Sister of Webster woman is hunkering down after Hurricane Ian makes landfall in Florida
ROCHESTER, N.Y. — Many people in our community have families who are right in the thick of the storm. Some people are unable to connect with their loved ones because of power outages. Others are able to get texts or phone calls.
News10NBC spoke with a pair of sisters, one lives here in Webster and the other is hunkering down in Florida.
See more of our coverage:
- Rochester crews on standby to go to Florida
- Upstate New Yorkers stuck in the path of Hurricane Ian
- Florida resident, and meteorologist’s sister, talks about how she’s preparing for Hurricane Ian
- Former East Rochester man staying put in Florida and bracing for Hurricane Ian
- 115 trucks from Rochester are delivering storm support equipment to Central Florida
- First Alert Weather In-Depth: Storm Surge From Hurricane Ian
- Live updates on Hurricane Ian can be found here
“I just texted my niece. They don’t have any internet or power, but they do have a generator,” said Barbra Denman, who lives in Webster and has several family members in the eye of the storm.
“But my sister, she said that most of her roof is gone at this point,” said Barbra. Millions are without power or cell service, including Barb’s sister, Susan. We were able to get her on the phone.
“There’s definitely significant damage. If you’ve ever been in an apartment where you hear the people above you moving furniture around, that’s what it sounds like. There’s just debris flying all throughout our space. And I’m a one-story typical floor and a house,” said Susan Denman.
Susan lives in Cape Coral, which was hit hard. She says many of her co-workers’ homes are now flooded and she is hunkering down with her family waiting for the storm to pass.
“What I’m hearing now in the house is debris above our ceilings, on our roof. We believe we already lost part of our roof. I watched part of it blow under the canal behind my house,” said Susan.

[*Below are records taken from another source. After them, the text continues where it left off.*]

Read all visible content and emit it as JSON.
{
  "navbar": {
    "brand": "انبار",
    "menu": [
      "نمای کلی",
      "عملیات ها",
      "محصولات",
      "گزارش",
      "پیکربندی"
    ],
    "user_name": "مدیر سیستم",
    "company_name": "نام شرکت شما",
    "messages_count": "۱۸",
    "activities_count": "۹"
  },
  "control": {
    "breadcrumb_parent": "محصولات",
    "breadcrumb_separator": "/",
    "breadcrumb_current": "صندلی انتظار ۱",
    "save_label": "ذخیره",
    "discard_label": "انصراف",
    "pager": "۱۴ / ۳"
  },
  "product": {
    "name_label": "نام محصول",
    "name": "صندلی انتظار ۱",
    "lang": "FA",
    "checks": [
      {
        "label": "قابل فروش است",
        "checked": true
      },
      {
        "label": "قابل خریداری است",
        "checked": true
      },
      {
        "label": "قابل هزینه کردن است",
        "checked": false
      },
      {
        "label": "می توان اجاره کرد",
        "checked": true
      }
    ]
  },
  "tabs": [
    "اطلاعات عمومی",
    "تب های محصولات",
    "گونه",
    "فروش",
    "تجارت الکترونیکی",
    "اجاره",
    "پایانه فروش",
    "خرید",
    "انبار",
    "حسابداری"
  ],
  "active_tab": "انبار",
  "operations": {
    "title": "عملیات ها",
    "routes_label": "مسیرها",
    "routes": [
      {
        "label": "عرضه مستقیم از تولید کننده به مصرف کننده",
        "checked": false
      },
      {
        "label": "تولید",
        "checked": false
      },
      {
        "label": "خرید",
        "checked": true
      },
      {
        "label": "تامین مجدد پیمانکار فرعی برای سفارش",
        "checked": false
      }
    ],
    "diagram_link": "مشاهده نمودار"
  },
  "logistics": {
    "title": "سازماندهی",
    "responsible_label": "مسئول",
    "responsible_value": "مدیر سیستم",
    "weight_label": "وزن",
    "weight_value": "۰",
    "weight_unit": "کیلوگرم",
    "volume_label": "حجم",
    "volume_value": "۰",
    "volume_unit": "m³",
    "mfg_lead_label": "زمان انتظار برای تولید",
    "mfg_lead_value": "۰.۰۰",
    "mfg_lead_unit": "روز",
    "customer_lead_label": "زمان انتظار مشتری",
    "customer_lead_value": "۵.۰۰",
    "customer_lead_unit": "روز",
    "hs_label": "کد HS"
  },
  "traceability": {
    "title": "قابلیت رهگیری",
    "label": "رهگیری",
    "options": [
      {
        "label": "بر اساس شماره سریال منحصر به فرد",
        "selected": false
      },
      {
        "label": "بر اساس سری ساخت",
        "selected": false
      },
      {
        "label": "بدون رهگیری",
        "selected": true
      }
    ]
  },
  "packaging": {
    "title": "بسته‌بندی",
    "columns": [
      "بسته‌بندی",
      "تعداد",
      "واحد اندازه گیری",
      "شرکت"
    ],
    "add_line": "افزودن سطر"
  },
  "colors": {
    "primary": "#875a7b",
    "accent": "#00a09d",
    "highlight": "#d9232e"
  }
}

Susan said they are just riding out the storm and getting ready for the clean-up process when the sun comes back up.
“It’s bad. I actually watched the stuff. It’s in the part of the roof actually blow into our canal and it’s all over it,” Susan said. “Scattered all over a lawn. So I don’t know what it looks like outside.”